- Task directions -
Output all of the lines below exactly, and leave out each image.

- Records for this task -
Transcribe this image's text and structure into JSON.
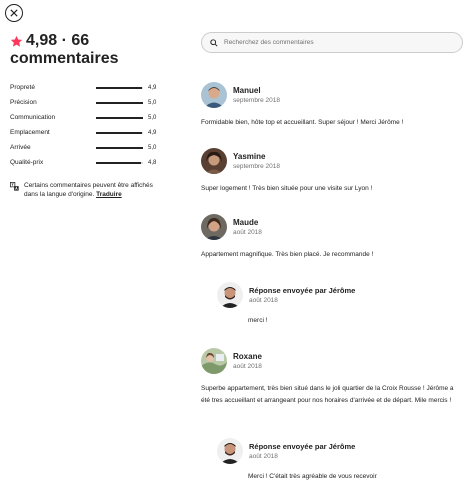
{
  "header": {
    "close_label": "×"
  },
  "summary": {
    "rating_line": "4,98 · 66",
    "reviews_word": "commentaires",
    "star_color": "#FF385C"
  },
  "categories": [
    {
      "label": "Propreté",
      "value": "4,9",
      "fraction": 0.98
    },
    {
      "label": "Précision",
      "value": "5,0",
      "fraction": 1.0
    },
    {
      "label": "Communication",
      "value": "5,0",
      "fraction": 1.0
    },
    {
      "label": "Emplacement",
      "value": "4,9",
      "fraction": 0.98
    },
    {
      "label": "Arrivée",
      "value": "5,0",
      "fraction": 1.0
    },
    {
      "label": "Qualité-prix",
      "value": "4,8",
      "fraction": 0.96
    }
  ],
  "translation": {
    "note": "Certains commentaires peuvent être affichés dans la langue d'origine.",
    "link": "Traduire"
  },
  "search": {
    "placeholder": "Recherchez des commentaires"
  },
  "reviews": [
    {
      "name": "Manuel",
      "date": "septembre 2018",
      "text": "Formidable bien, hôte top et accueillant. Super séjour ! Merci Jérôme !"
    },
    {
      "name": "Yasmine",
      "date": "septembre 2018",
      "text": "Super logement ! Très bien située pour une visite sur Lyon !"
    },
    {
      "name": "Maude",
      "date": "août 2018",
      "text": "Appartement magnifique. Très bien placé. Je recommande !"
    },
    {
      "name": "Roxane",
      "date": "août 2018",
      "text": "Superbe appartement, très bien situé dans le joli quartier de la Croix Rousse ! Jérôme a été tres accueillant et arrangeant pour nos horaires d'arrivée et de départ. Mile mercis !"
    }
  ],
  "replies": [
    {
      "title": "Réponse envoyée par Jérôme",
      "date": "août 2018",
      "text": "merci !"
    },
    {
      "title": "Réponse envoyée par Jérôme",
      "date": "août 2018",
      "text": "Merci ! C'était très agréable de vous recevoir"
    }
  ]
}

- Exercise output -
Transcribe this image's text and structure into JSON.
{
  "header": {
    "close_label": "×"
  },
  "summary": {
    "rating_line": "4,98 · 66",
    "reviews_word": "commentaires",
    "star_color": "#FF385C"
  },
  "categories": [
    {
      "label": "Propreté",
      "value": "4,9",
      "fraction": 0.98
    },
    {
      "label": "Précision",
      "value": "5,0",
      "fraction": 1.0
    },
    {
      "label": "Communication",
      "value": "5,0",
      "fraction": 1.0
    },
    {
      "label": "Emplacement",
      "value": "4,9",
      "fraction": 0.98
    },
    {
      "label": "Arrivée",
      "value": "5,0",
      "fraction": 1.0
    },
    {
      "label": "Qualité-prix",
      "value": "4,8",
      "fraction": 0.96
    }
  ],
  "translation": {
    "note": "Certains commentaires peuvent être affichés dans la langue d'origine.",
    "link": "Traduire"
  },
  "search": {
    "placeholder": "Recherchez des commentaires"
  },
  "reviews": [
    {
      "name": "Manuel",
      "date": "septembre 2018",
      "text": "Formidable bien, hôte top et accueillant. Super séjour ! Merci Jérôme !"
    },
    {
      "name": "Yasmine",
      "date": "septembre 2018",
      "text": "Super logement ! Très bien située pour une visite sur Lyon !"
    },
    {
      "name": "Maude",
      "date": "août 2018",
      "text": "Appartement magnifique. Très bien placé. Je recommande !"
    },
    {
      "name": "Roxane",
      "date": "août 2018",
      "text": "Superbe appartement, très bien situé dans le joli quartier de la Croix Rousse ! Jérôme a été tres accueillant et arrangeant pour nos horaires d'arrivée et de départ. Mile mercis !"
    }
  ],
  "replies": [
    {
      "title": "Réponse envoyée par Jérôme",
      "date": "août 2018",
      "text": "merci !"
    },
    {
      "title": "Réponse envoyée par Jérôme",
      "date": "août 2018",
      "text": "Merci ! C'était très agréable de vous recevoir"
    }
  ]
}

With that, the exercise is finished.